DATA SUPPLIED:
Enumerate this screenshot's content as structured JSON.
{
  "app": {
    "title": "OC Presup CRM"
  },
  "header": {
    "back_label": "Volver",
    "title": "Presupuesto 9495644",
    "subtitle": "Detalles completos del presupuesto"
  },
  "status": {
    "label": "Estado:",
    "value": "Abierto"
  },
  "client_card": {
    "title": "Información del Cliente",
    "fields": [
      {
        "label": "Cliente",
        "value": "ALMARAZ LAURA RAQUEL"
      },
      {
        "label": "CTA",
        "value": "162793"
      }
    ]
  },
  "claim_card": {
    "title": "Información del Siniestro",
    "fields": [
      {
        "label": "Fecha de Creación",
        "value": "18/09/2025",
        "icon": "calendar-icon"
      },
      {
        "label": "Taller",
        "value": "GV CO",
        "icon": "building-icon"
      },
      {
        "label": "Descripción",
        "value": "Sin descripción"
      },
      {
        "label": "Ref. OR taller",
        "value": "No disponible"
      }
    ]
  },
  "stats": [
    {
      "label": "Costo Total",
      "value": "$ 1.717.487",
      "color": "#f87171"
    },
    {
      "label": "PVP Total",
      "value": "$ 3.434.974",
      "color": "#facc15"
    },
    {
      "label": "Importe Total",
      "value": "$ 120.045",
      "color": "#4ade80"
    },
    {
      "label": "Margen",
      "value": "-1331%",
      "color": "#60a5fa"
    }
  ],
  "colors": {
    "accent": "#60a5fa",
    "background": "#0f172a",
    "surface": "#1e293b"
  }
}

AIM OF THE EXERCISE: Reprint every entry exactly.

TASK SOLUTION:
Enumerate this screenshot's content as structured JSON.
{
  "app": {
    "title": "OC Presup CRM"
  },
  "header": {
    "back_label": "Volver",
    "title": "Presupuesto 9495644",
    "subtitle": "Detalles completos del presupuesto"
  },
  "status": {
    "label": "Estado:",
    "value": "Abierto"
  },
  "client_card": {
    "title": "Información del Cliente",
    "fields": [
      {
        "label": "Cliente",
        "value": "ALMARAZ LAURA RAQUEL"
      },
      {
        "label": "CTA",
        "value": "162793"
      }
    ]
  },
  "claim_card": {
    "title": "Información del Siniestro",
    "fields": [
      {
        "label": "Fecha de Creación",
        "value": "18/09/2025",
        "icon": "calendar-icon"
      },
      {
        "label": "Taller",
        "value": "GV CO",
        "icon": "building-icon"
      },
      {
        "label": "Descripción",
        "value": "Sin descripción"
      },
      {
        "label": "Ref. OR taller",
        "value": "No disponible"
      }
    ]
  },
  "stats": [
    {
      "label": "Costo Total",
      "value": "$ 1.717.487",
      "color": "#f87171"
    },
    {
      "label": "PVP Total",
      "value": "$ 3.434.974",
      "color": "#facc15"
    },
    {
      "label": "Importe Total",
      "value": "$ 120.045",
      "color": "#4ade80"
    },
    {
      "label": "Margen",
      "value": "-1331%",
      "color": "#60a5fa"
    }
  ],
  "colors": {
    "accent": "#60a5fa",
    "background": "#0f172a",
    "surface": "#1e293b"
  }
}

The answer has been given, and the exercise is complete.